- _Work to complete_: Could you restate the data word for word?

- _Listed entries_:
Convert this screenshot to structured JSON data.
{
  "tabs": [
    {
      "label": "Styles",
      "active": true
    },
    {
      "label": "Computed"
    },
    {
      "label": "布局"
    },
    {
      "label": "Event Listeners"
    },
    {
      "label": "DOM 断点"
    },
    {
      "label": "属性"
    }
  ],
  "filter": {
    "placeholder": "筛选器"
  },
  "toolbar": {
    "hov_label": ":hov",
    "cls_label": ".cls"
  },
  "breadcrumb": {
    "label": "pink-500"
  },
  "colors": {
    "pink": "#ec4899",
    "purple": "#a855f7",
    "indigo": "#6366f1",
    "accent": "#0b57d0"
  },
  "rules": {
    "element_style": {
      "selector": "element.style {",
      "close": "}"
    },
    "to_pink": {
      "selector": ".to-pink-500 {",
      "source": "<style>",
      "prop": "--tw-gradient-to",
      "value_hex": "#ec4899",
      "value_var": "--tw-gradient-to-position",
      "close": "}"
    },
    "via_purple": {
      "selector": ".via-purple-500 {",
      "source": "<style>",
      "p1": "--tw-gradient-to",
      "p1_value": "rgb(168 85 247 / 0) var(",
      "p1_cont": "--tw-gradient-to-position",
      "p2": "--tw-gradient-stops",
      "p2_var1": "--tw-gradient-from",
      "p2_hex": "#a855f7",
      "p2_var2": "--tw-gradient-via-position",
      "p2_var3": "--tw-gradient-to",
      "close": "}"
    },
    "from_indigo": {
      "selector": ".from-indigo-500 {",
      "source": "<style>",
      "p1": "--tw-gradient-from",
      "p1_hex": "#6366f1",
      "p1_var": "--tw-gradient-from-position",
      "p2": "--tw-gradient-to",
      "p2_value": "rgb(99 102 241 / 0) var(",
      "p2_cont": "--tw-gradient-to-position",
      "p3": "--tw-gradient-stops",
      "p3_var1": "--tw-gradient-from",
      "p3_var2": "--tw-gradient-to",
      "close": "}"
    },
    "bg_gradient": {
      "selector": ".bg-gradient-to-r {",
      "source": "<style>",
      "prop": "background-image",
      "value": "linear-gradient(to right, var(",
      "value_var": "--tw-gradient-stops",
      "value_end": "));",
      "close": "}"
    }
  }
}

- _Expected output_:
Convert this screenshot to structured JSON data.
{
  "tabs": [
    {
      "label": "Styles",
      "active": true
    },
    {
      "label": "Computed"
    },
    {
      "label": "布局"
    },
    {
      "label": "Event Listeners"
    },
    {
      "label": "DOM 断点"
    },
    {
      "label": "属性"
    }
  ],
  "filter": {
    "placeholder": "筛选器"
  },
  "toolbar": {
    "hov_label": ":hov",
    "cls_label": ".cls"
  },
  "breadcrumb": {
    "label": "pink-500"
  },
  "colors": {
    "pink": "#ec4899",
    "purple": "#a855f7",
    "indigo": "#6366f1",
    "accent": "#0b57d0"
  },
  "rules": {
    "element_style": {
      "selector": "element.style {",
      "close": "}"
    },
    "to_pink": {
      "selector": ".to-pink-500 {",
      "source": "<style>",
      "prop": "--tw-gradient-to",
      "value_hex": "#ec4899",
      "value_var": "--tw-gradient-to-position",
      "close": "}"
    },
    "via_purple": {
      "selector": ".via-purple-500 {",
      "source": "<style>",
      "p1": "--tw-gradient-to",
      "p1_value": "rgb(168 85 247 / 0) var(",
      "p1_cont": "--tw-gradient-to-position",
      "p2": "--tw-gradient-stops",
      "p2_var1": "--tw-gradient-from",
      "p2_hex": "#a855f7",
      "p2_var2": "--tw-gradient-via-position",
      "p2_var3": "--tw-gradient-to",
      "close": "}"
    },
    "from_indigo": {
      "selector": ".from-indigo-500 {",
      "source": "<style>",
      "p1": "--tw-gradient-from",
      "p1_hex": "#6366f1",
      "p1_var": "--tw-gradient-from-position",
      "p2": "--tw-gradient-to",
      "p2_value": "rgb(99 102 241 / 0) var(",
      "p2_cont": "--tw-gradient-to-position",
      "p3": "--tw-gradient-stops",
      "p3_var1": "--tw-gradient-from",
      "p3_var2": "--tw-gradient-to",
      "close": "}"
    },
    "bg_gradient": {
      "selector": ".bg-gradient-to-r {",
      "source": "<style>",
      "prop": "background-image",
      "value": "linear-gradient(to right, var(",
      "value_var": "--tw-gradient-stops",
      "value_end": "));",
      "close": "}"
    }
  }
}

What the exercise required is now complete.